eSports broadcaster Kevin “CatsPajamas” Knocke was kind enough to take some time out his day working at the IGN Pro League in San Francisco to answer a few questions I had about his career path, eSports, broadcasting, and, of course, Starcraft 2:
Me: How did you get started as a Starcraft 2 broadcaster? Did you have a background in broadcasting in college or was it an interest/hobby that grew into something you wanted to do professionally?
Cats: Right around launch, I purchased the game with the intention to play it casually and spend a lot of time in the UMS game scene. I make no apologies for the fact that I came to the game casually, and it captured my interest immediately. I started laddering several hours a day, pushing me to diamond pre-masters release. Quickly thereafter, I started watching streams, anything from players to tournaments.
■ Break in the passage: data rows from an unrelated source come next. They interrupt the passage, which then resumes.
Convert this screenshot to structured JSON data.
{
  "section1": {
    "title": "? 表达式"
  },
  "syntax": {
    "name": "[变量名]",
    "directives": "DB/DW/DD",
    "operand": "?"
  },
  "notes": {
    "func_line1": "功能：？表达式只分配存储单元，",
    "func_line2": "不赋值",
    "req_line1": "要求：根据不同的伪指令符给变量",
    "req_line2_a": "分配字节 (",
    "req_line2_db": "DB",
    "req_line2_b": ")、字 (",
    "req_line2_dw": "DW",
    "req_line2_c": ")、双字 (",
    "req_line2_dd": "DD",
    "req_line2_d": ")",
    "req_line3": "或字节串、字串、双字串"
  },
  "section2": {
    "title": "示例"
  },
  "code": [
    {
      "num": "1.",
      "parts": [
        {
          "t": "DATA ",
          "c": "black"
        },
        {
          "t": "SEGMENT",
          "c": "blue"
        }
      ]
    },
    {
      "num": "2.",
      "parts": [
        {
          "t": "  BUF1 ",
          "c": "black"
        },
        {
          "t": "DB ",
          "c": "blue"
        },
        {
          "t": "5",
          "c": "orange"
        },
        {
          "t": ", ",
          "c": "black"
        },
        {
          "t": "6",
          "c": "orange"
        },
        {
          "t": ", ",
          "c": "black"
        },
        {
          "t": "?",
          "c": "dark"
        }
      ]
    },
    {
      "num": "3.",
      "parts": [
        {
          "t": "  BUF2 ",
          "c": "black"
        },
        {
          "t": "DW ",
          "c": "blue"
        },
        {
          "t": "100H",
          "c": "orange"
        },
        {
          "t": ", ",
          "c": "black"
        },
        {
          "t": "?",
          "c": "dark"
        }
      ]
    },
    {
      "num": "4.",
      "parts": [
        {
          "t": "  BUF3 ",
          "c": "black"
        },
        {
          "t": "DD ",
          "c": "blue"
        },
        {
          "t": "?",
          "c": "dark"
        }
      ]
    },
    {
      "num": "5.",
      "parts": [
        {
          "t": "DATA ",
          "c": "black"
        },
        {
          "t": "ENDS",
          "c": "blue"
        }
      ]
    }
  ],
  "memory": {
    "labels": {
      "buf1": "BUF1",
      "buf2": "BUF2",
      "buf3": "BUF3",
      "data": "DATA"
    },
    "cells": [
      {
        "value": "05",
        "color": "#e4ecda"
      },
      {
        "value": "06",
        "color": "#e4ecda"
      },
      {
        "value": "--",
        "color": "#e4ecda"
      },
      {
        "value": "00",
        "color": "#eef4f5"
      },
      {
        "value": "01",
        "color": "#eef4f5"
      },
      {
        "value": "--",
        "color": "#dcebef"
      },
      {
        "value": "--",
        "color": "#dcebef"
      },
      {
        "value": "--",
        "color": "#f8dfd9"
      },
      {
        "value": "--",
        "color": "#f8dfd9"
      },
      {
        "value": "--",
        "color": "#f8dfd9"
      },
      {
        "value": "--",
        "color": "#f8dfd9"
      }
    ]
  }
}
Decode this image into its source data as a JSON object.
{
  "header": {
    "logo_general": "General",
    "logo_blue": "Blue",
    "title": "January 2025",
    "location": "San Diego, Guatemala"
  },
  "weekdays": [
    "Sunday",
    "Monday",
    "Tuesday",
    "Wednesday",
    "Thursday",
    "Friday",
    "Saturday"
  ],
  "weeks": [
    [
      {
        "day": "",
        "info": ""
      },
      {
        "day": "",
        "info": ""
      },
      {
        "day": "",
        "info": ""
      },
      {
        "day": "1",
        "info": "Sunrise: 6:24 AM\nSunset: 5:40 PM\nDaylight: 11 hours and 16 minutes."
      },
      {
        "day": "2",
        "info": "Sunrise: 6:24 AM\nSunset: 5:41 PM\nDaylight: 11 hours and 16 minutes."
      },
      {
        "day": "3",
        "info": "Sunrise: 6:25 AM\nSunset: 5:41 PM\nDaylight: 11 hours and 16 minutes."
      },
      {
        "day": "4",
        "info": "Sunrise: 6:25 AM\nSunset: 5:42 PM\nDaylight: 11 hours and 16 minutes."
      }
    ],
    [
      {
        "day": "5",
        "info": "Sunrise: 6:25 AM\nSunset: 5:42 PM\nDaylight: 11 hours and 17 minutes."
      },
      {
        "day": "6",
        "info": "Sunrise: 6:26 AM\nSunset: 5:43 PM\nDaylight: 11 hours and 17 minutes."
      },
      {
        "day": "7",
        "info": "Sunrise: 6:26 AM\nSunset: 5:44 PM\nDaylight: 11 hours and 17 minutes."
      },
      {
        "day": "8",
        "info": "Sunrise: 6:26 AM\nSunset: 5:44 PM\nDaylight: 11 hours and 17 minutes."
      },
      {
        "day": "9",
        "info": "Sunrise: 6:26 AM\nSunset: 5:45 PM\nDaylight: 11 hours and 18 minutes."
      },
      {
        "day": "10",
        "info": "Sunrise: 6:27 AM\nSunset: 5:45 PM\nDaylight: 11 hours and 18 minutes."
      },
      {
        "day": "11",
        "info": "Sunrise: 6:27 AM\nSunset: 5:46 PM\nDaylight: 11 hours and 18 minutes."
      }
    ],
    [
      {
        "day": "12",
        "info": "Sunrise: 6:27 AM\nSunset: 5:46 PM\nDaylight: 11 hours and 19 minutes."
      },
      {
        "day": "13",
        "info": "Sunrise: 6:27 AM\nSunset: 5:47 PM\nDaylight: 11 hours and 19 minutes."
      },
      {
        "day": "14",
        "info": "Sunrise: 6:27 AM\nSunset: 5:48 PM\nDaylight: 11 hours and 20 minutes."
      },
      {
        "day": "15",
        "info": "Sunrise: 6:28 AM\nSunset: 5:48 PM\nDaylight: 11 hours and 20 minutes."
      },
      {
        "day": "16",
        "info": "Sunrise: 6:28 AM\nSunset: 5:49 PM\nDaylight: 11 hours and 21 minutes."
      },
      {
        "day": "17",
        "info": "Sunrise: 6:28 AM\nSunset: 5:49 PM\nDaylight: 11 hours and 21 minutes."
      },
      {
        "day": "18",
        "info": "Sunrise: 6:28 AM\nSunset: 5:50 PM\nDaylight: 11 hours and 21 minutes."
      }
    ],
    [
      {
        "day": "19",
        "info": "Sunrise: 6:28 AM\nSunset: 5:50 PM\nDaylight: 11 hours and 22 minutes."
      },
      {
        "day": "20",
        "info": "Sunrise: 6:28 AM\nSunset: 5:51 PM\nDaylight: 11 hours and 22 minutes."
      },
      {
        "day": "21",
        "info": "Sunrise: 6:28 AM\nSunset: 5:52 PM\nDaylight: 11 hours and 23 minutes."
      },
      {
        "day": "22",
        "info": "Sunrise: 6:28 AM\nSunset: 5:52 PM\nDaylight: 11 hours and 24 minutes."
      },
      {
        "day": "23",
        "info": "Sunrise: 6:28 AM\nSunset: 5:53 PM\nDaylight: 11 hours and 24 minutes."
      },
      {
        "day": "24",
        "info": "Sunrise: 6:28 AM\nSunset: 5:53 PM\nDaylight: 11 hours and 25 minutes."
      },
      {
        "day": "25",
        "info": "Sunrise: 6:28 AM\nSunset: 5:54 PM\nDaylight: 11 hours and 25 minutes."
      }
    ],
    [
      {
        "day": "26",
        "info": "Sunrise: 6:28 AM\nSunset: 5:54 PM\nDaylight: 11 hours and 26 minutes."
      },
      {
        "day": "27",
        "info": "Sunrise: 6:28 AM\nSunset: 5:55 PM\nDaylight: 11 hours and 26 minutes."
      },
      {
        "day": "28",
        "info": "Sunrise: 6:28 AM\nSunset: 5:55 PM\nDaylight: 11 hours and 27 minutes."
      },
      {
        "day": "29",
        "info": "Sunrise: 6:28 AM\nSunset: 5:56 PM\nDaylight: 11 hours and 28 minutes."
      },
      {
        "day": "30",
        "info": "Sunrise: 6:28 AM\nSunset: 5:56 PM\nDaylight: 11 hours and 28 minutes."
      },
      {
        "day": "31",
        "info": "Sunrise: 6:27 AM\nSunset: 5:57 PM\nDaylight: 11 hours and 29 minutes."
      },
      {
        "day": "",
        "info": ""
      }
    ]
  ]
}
What I quickly realized was that there were a lot of great and knowledgeable Starcraft people commentating, but not a lot of people that approached casting from a professional sports-style play by play perspective. I had previously spent about 3 years on the radio in college, but nothing too serious and certainly no professional training. But, even with that, I decided to fire up a stream and start broadcasting whatever I could get my hands on. Before I was picked up to do bigger tournaments, I was broadcasting 30-40 hours a week to a stream with (for the first few months) 10-20 viewers at a time and later 300-900.
Add on top of that I was updating my social media channels (Facebook, YouTube, Twitter, etc. in addition to video editing) about 20 hours a week, working a 20 hour a week job, and was a full time graduate student (oh, and I’m married :D ), and I didn’t have a lot of time for anything else. Before I was picked up for big tournaments, I seriously considered dropping everything to grow my Justin.tv channel into a full time job, estimating that I could make ends meet if I kept streaming for about 10 hours a day.
Well, needless to say, that would have been a risky future, but I knew that broadcasting was something I loved and wanted to pursue for a job.
Lucky for me, I paid my way to MLG Dallas to do a little networking. I ended up in the front row of the audience next to David Ting, our VP of R&D and General Manager of eSports here at IGN. Unfortunately, there was no commentary in the crowd as the players could hear the MLG commentators. However, that ended up being very fortunate for me as I basically ended up personally commentating Kiwikaki vs Idra to David. He liked it enough he gave me a job a few days later. :D
(Part 2 of the 3-part interview will be made available within the next few days)